During World War II, RFID was being used to spot incoming planes and ships; today, it is taking the construction industry by storm. RFID has cut costs and improved the efficiency of construction projects across the world. Its functionality ranges from tracking inventory and personnel, to access management, and beyond! Some of the trends we saw in 2016 included project management, equipment and tool management, and a means of relaying safety information; what should we expect in 2017?

       According to Emily Peiffer, a writer at, the construction industry is to see an increase in collaborative projects, an increase in prefabrication techniques, and a shortage of skilled laborers. What this means for the RFID industry is an increase in usefulness as well as necessity. For instance, collaborative projects require more personnel, all of whom require access to the work site, which RFID badges help to facilitate. On the other hand, there are projects incorporating prefabrication techniques. While these projects might require less personnel, there is more importance placed on the specifications of materials, which RFID scanners do a great job of keeping track of. As far as a shortage in skilled laborers, RFID cannot create these. However, it can help manage, track, and appropriate the available skilled workers in a way that deadlines and completion dates may still be met.
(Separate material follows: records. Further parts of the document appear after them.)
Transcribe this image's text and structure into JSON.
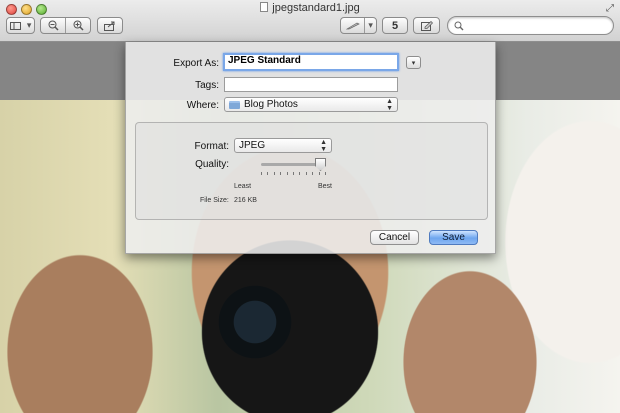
{
  "window": {
    "title": "jpegstandard1.jpg",
    "traffic_lights": [
      "close",
      "minimize",
      "zoom"
    ]
  },
  "toolbar": {
    "view_button_icons": [
      "sidebar-view-icon",
      "chevron-down-icon"
    ],
    "zoom_icons": [
      "zoom-out-icon",
      "zoom-in-icon"
    ],
    "share_icon": "share-icon",
    "markup_icons": [
      "pen-icon",
      "chevron-down-icon"
    ],
    "rotate_label": "5",
    "edit_icon": "edit-icon",
    "search_placeholder": ""
  },
  "export_sheet": {
    "export_as_label": "Export As:",
    "export_as_value": "JPEG Standard",
    "tags_label": "Tags:",
    "tags_value": "",
    "where_label": "Where:",
    "where_value": "Blog Photos",
    "format_label": "Format:",
    "format_value": "JPEG",
    "quality_label": "Quality:",
    "quality_level": 1.0,
    "quality_min_label": "Least",
    "quality_max_label": "Best",
    "file_size_label": "File Size:",
    "file_size_value": "216 KB",
    "cancel_label": "Cancel",
    "save_label": "Save"
  },
  "colors": {
    "accent_blue": "#6ea6ef",
    "focus_ring": "#7aa7e8"
  }
}
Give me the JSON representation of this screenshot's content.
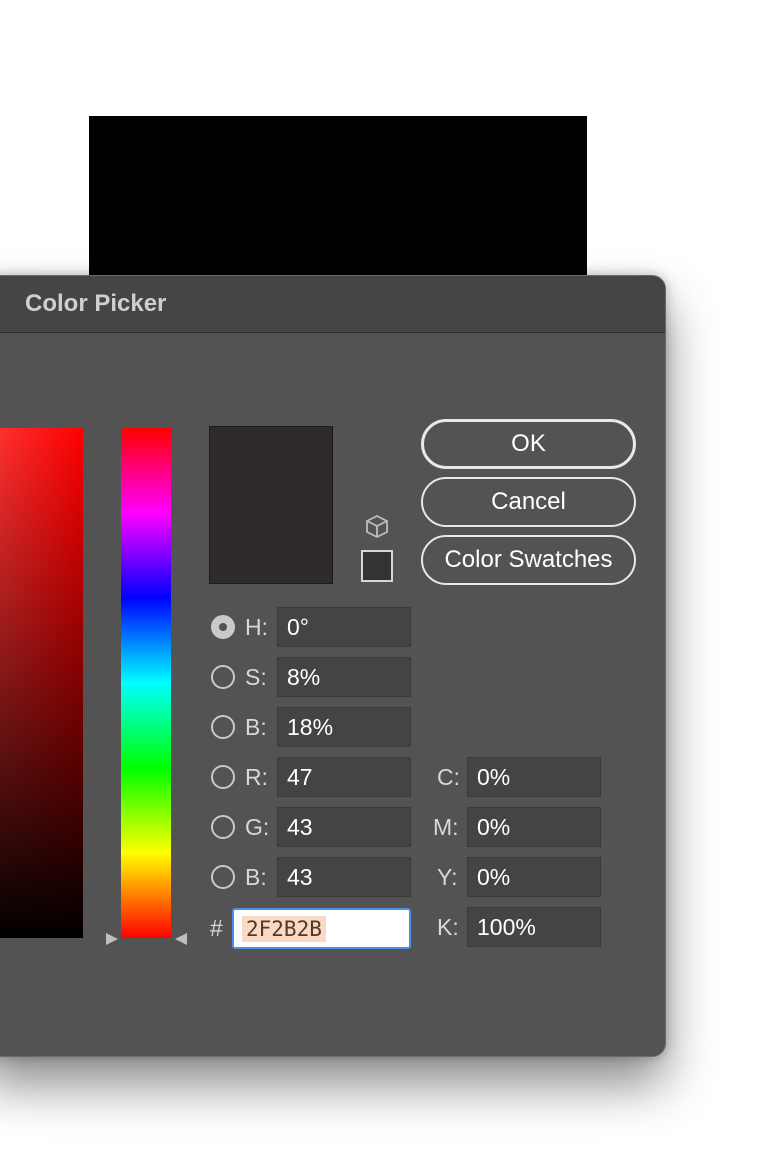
{
  "dialog": {
    "title": "Color Picker"
  },
  "buttons": {
    "ok": "OK",
    "cancel": "Cancel",
    "swatches": "Color Swatches"
  },
  "hsb": [
    {
      "label": "H:",
      "value": "0°",
      "selected": true
    },
    {
      "label": "S:",
      "value": "8%"
    },
    {
      "label": "B:",
      "value": "18%"
    }
  ],
  "rgb": [
    {
      "label": "R:",
      "value": "47"
    },
    {
      "label": "G:",
      "value": "43"
    },
    {
      "label": "B:",
      "value": "43"
    }
  ],
  "cmyk": [
    {
      "label": "C:",
      "value": "0%"
    },
    {
      "label": "M:",
      "value": "0%"
    },
    {
      "label": "Y:",
      "value": "0%"
    },
    {
      "label": "K:",
      "value": "100%"
    }
  ],
  "hex": {
    "label": "#",
    "value": "2F2B2B"
  },
  "colors": {
    "current": "#2f2b2b",
    "dialog_bg": "#535353",
    "field_bg": "#444444"
  },
  "icons": {
    "websafe": "cube-icon"
  }
}
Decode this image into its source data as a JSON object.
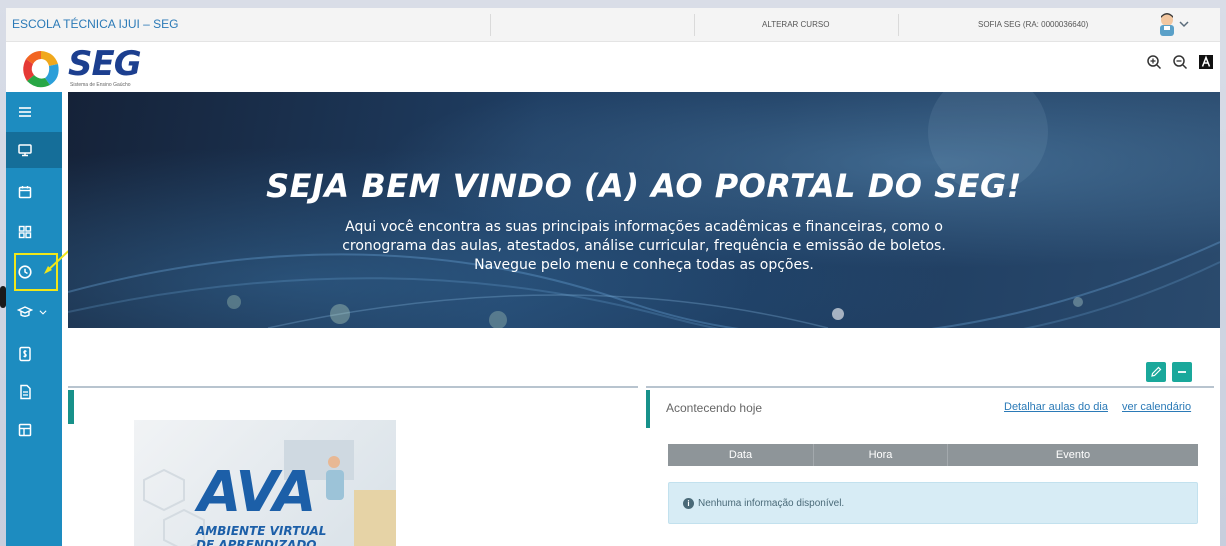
{
  "topbar": {
    "school": "ESCOLA TÉCNICA IJUI – SEG",
    "change_course": "ALTERAR CURSO",
    "user": "SOFIA SEG (RA: 0000036640)"
  },
  "logo": {
    "name": "SEG",
    "subtitle": "Sistema de Ensino Gaúcho"
  },
  "tools": [
    "zoom-in-icon",
    "zoom-out-icon",
    "contrast-icon"
  ],
  "sidebar": {
    "items": [
      {
        "icon": "menu-icon"
      },
      {
        "icon": "monitor-icon"
      },
      {
        "icon": "calendar-icon"
      },
      {
        "icon": "grid-icon"
      },
      {
        "icon": "clock-icon"
      },
      {
        "icon": "graduation-cap-icon"
      },
      {
        "icon": "document-money-icon"
      },
      {
        "icon": "file-icon"
      },
      {
        "icon": "layout-icon"
      }
    ]
  },
  "banner": {
    "title": "SEJA BEM VINDO (A) AO PORTAL DO SEG!",
    "line1": "Aqui você encontra as suas principais informações acadêmicas e financeiras, como o",
    "line2": "cronograma das aulas, atestados, análise curricular, frequência e emissão de boletos.",
    "line3": "Navegue pelo menu e conheça todas as opções."
  },
  "ava": {
    "title": "AVA",
    "sub1": "AMBIENTE VIRTUAL",
    "sub2": "DE APRENDIZADO"
  },
  "events": {
    "title": "Acontecendo hoje",
    "link_details": "Detalhar aulas do dia",
    "link_calendar": "ver calendário",
    "columns": [
      "Data",
      "Hora",
      "Evento"
    ],
    "empty": "Nenhuma informação disponível."
  },
  "colors": {
    "sidebar": "#1d8cc0",
    "accent": "#17918a",
    "link": "#2b7ab7",
    "highlight": "#f0e61a"
  }
}
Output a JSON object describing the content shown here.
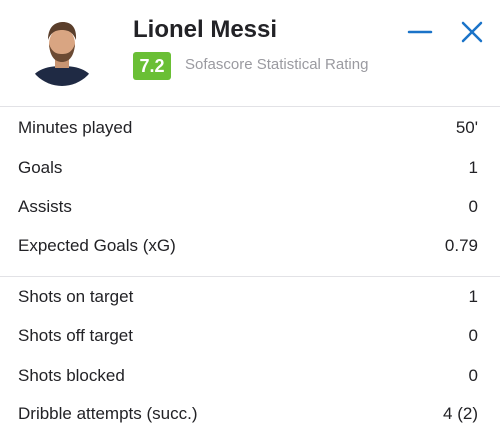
{
  "player": {
    "name": "Lionel Messi",
    "rating": "7.2",
    "rating_label": "Sofascore Statistical Rating"
  },
  "controls": {
    "minimize_icon": "minus-icon",
    "close_icon": "close-icon"
  },
  "colors": {
    "rating_badge": "#6abf35",
    "control_icons": "#1a73c8"
  },
  "stats_general": [
    {
      "label": "Minutes played",
      "value": "50'"
    },
    {
      "label": "Goals",
      "value": "1"
    },
    {
      "label": "Assists",
      "value": "0"
    },
    {
      "label": "Expected Goals (xG)",
      "value": "0.79"
    }
  ],
  "stats_attack": [
    {
      "label": "Shots on target",
      "value": "1"
    },
    {
      "label": "Shots off target",
      "value": "0"
    },
    {
      "label": "Shots blocked",
      "value": "0"
    },
    {
      "label": "Dribble attempts (succ.)",
      "value": "4 (2)"
    }
  ]
}
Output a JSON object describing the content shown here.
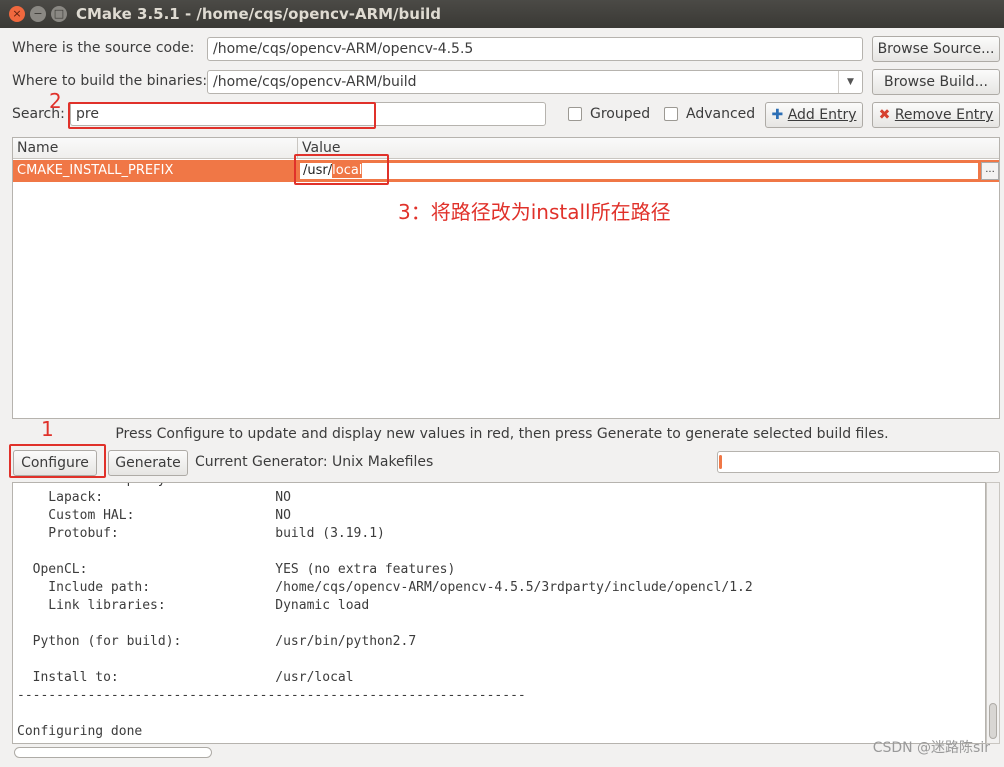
{
  "window": {
    "title": "CMake 3.5.1 - /home/cqs/opencv-ARM/build",
    "close_glyph": "×",
    "min_glyph": "−",
    "max_glyph": "□"
  },
  "source": {
    "label": "Where is the source code:",
    "value": "/home/cqs/opencv-ARM/opencv-4.5.5",
    "browse_label": "Browse Source..."
  },
  "build": {
    "label": "Where to build the binaries:",
    "value": "/home/cqs/opencv-ARM/build",
    "browse_label": "Browse Build..."
  },
  "search": {
    "label": "Search:",
    "value": "pre"
  },
  "options": {
    "grouped_label": "Grouped",
    "grouped_checked": false,
    "advanced_label": "Advanced",
    "advanced_checked": false,
    "add_entry_label": "Add Entry",
    "remove_entry_label": "Remove Entry"
  },
  "table": {
    "columns": [
      "Name",
      "Value"
    ],
    "rows": [
      {
        "name": "CMAKE_INSTALL_PREFIX",
        "value_prefix": "/usr/",
        "value_selected": "local"
      }
    ],
    "ellipsis_label": "..."
  },
  "annotations": {
    "step1": "1",
    "step2": "2",
    "step3": "3：将路径改为install所在路径"
  },
  "info_text": "Press Configure to update and display new values in red, then press Generate to generate selected build files.",
  "actions": {
    "configure_label": "Configure",
    "generate_label": "Generate",
    "generator_text": "Current Generator: Unix Makefiles"
  },
  "progress": {
    "fraction": 0.01
  },
  "output_log": "  Other third-party libraries:\n    Lapack:                      NO\n    Custom HAL:                  NO\n    Protobuf:                    build (3.19.1)\n\n  OpenCL:                        YES (no extra features)\n    Include path:                /home/cqs/opencv-ARM/opencv-4.5.5/3rdparty/include/opencl/1.2\n    Link libraries:              Dynamic load\n\n  Python (for build):            /usr/bin/python2.7\n\n  Install to:                    /usr/local\n-----------------------------------------------------------------\n\nConfiguring done",
  "watermark": "CSDN @迷路陈sir",
  "colors": {
    "accent": "#f07746",
    "annotation": "#e0312a",
    "titlebar": "#3c3b37"
  }
}
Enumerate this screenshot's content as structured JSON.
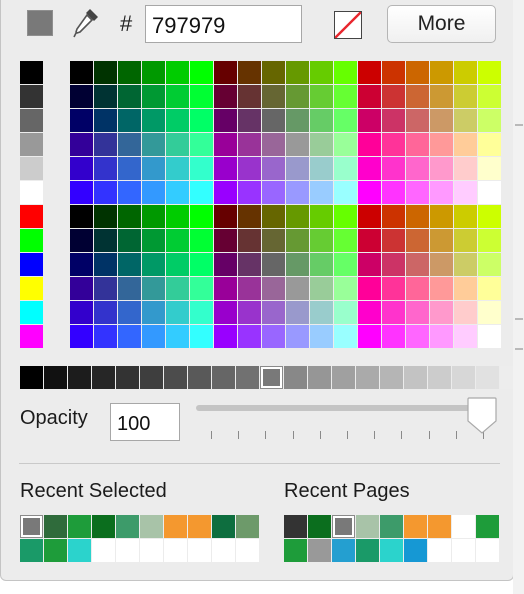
{
  "toolbar": {
    "current_color": "#797979",
    "hash_label": "#",
    "hex_value": "797979",
    "more_label": "More"
  },
  "grays_column": [
    "#000000",
    "#333333",
    "#666666",
    "#999999",
    "#cccccc",
    "#ffffff",
    "#ff0000",
    "#00ff00",
    "#0000ff",
    "#ffff00",
    "#00ffff",
    "#ff00ff"
  ],
  "palette": {
    "red_steps": [
      "00",
      "33",
      "66",
      "99",
      "cc",
      "ff"
    ],
    "green_steps": [
      "00",
      "33",
      "66",
      "99",
      "cc",
      "ff"
    ],
    "blue_steps": [
      "00",
      "33",
      "66",
      "99",
      "cc",
      "ff"
    ]
  },
  "gray_strip": [
    "#000000",
    "#111111",
    "#1c1c1c",
    "#262626",
    "#333333",
    "#3e3e3e",
    "#4c4c4c",
    "#595959",
    "#666666",
    "#717171",
    "#797979",
    "#888888",
    "#969696",
    "#a0a0a0",
    "#aaaaaa",
    "#b5b5b5",
    "#c3c3c3",
    "#cccccc",
    "#d7d7d7",
    "#e1e1e1",
    "#ededed",
    "#ffffff"
  ],
  "gray_strip_selected_index": 10,
  "opacity": {
    "label": "Opacity",
    "value": "100",
    "level_percent": 100
  },
  "recent_selected": {
    "title": "Recent Selected",
    "colors": [
      "#797979",
      "#2f6b3b",
      "#1e9c3a",
      "#0b6e1e",
      "#3d9b6a",
      "#a8c3a8",
      "#f4982f",
      "#f4982f",
      "#0e6e3f",
      "#6d9a6a",
      "#1a9a68",
      "#1e9c3a",
      "#2bd3cc",
      "#ffffff",
      "#ffffff",
      "#ffffff",
      "#ffffff",
      "#ffffff",
      "#ffffff",
      "#ffffff"
    ],
    "selected_index": 0
  },
  "recent_pages": {
    "title": "Recent Pages",
    "colors": [
      "#333333",
      "#0b6e1e",
      "#797979",
      "#a8c3a8",
      "#3d9b6a",
      "#f4982f",
      "#f4982f",
      "#ffffff",
      "#1e9c3a",
      "#1e9c3a",
      "#999999",
      "#249fd0",
      "#1a9a68",
      "#2bd3cc",
      "#1698d4",
      "#ffffff",
      "#ffffff",
      "#ffffff"
    ],
    "selected_index": 2
  }
}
New and exciting implementation of RFID is being developed every day. Here we mentioned its usefulness, particularly in project and asset management, although we are just beginning in to scratch the surface of the full scope of its applications.